_About this task:_
Set down the records again, keeping each line exactly as it is.

== Records for processing ==

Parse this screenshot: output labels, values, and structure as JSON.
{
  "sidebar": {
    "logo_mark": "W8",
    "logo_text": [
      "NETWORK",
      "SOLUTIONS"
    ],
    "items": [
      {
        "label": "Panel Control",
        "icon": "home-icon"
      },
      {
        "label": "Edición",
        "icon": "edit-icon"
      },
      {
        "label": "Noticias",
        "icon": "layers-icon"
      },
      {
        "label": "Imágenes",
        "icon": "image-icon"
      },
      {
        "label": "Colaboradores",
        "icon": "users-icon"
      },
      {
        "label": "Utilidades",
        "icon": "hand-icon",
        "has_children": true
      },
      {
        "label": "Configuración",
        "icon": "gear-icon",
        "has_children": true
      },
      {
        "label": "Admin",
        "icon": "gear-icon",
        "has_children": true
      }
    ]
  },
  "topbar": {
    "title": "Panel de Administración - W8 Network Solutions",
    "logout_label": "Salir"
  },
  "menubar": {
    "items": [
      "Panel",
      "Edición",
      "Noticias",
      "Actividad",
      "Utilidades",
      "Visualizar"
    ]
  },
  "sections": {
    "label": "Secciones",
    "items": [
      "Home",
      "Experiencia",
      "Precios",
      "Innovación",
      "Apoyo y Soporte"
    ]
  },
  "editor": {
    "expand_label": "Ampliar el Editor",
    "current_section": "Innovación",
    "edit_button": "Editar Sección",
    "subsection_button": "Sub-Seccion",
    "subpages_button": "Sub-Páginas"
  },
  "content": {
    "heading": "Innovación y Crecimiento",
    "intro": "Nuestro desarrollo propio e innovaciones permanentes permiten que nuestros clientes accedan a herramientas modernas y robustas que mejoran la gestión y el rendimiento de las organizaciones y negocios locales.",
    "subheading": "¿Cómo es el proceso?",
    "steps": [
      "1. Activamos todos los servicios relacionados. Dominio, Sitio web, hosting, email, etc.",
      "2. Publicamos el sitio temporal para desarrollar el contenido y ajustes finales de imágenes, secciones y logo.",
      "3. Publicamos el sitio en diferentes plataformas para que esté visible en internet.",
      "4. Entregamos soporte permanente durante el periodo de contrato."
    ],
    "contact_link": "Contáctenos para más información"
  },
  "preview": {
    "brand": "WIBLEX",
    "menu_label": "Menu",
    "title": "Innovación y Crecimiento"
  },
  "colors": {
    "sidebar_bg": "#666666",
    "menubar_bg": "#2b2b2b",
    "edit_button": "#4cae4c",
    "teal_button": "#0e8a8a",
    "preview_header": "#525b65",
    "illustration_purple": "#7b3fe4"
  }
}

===

_Task solution:_
Parse this screenshot: output labels, values, and structure as JSON.
{
  "sidebar": {
    "logo_mark": "W8",
    "logo_text": [
      "NETWORK",
      "SOLUTIONS"
    ],
    "items": [
      {
        "label": "Panel Control",
        "icon": "home-icon"
      },
      {
        "label": "Edición",
        "icon": "edit-icon"
      },
      {
        "label": "Noticias",
        "icon": "layers-icon"
      },
      {
        "label": "Imágenes",
        "icon": "image-icon"
      },
      {
        "label": "Colaboradores",
        "icon": "users-icon"
      },
      {
        "label": "Utilidades",
        "icon": "hand-icon",
        "has_children": true
      },
      {
        "label": "Configuración",
        "icon": "gear-icon",
        "has_children": true
      },
      {
        "label": "Admin",
        "icon": "gear-icon",
        "has_children": true
      }
    ]
  },
  "topbar": {
    "title": "Panel de Administración - W8 Network Solutions",
    "logout_label": "Salir"
  },
  "menubar": {
    "items": [
      "Panel",
      "Edición",
      "Noticias",
      "Actividad",
      "Utilidades",
      "Visualizar"
    ]
  },
  "sections": {
    "label": "Secciones",
    "items": [
      "Home",
      "Experiencia",
      "Precios",
      "Innovación",
      "Apoyo y Soporte"
    ]
  },
  "editor": {
    "expand_label": "Ampliar el Editor",
    "current_section": "Innovación",
    "edit_button": "Editar Sección",
    "subsection_button": "Sub-Seccion",
    "subpages_button": "Sub-Páginas"
  },
  "content": {
    "heading": "Innovación y Crecimiento",
    "intro": "Nuestro desarrollo propio e innovaciones permanentes permiten que nuestros clientes accedan a herramientas modernas y robustas que mejoran la gestión y el rendimiento de las organizaciones y negocios locales.",
    "subheading": "¿Cómo es el proceso?",
    "steps": [
      "1. Activamos todos los servicios relacionados. Dominio, Sitio web, hosting, email, etc.",
      "2. Publicamos el sitio temporal para desarrollar el contenido y ajustes finales de imágenes, secciones y logo.",
      "3. Publicamos el sitio en diferentes plataformas para que esté visible en internet.",
      "4. Entregamos soporte permanente durante el periodo de contrato."
    ],
    "contact_link": "Contáctenos para más información"
  },
  "preview": {
    "brand": "WIBLEX",
    "menu_label": "Menu",
    "title": "Innovación y Crecimiento"
  },
  "colors": {
    "sidebar_bg": "#666666",
    "menubar_bg": "#2b2b2b",
    "edit_button": "#4cae4c",
    "teal_button": "#0e8a8a",
    "preview_header": "#525b65",
    "illustration_purple": "#7b3fe4"
  }
}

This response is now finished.